■ **Goal of the exercise**:
Please return each of the entries exactly, minus their pictures.

■ **Dataset extract**:
----

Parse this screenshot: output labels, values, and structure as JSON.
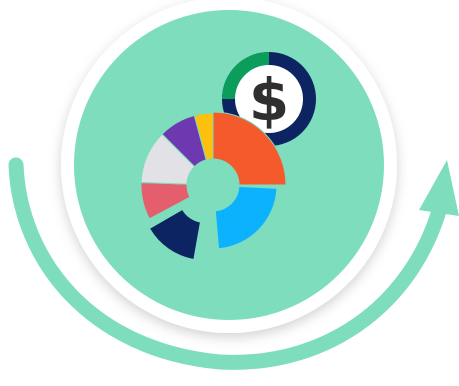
{
  "graphic": {
    "dollar_symbol": "$",
    "icons": [
      "donut-chart-icon",
      "dollar-coin-icon",
      "cycle-arrow-icon"
    ],
    "colors": {
      "mint": "#7dddbd",
      "white_ring": "#ffffff",
      "arrow": "#7dddbd",
      "coin_navy": "#0c2461",
      "coin_green": "#0a9e5a",
      "coin_face": "#ffffff",
      "dollar": "#2f2f2f",
      "seg_orange": "#f45a2c",
      "seg_blue": "#0db2ff",
      "seg_navy": "#0c2461",
      "seg_pink": "#e45e6e",
      "seg_gray": "#e1e1e6",
      "seg_purple": "#6e38b1",
      "seg_yellow": "#fbc10d"
    }
  }
}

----

■ **Task solution**:
Parse this screenshot: output labels, values, and structure as JSON.
{
  "graphic": {
    "dollar_symbol": "$",
    "icons": [
      "donut-chart-icon",
      "dollar-coin-icon",
      "cycle-arrow-icon"
    ],
    "colors": {
      "mint": "#7dddbd",
      "white_ring": "#ffffff",
      "arrow": "#7dddbd",
      "coin_navy": "#0c2461",
      "coin_green": "#0a9e5a",
      "coin_face": "#ffffff",
      "dollar": "#2f2f2f",
      "seg_orange": "#f45a2c",
      "seg_blue": "#0db2ff",
      "seg_navy": "#0c2461",
      "seg_pink": "#e45e6e",
      "seg_gray": "#e1e1e6",
      "seg_purple": "#6e38b1",
      "seg_yellow": "#fbc10d"
    }
  }
}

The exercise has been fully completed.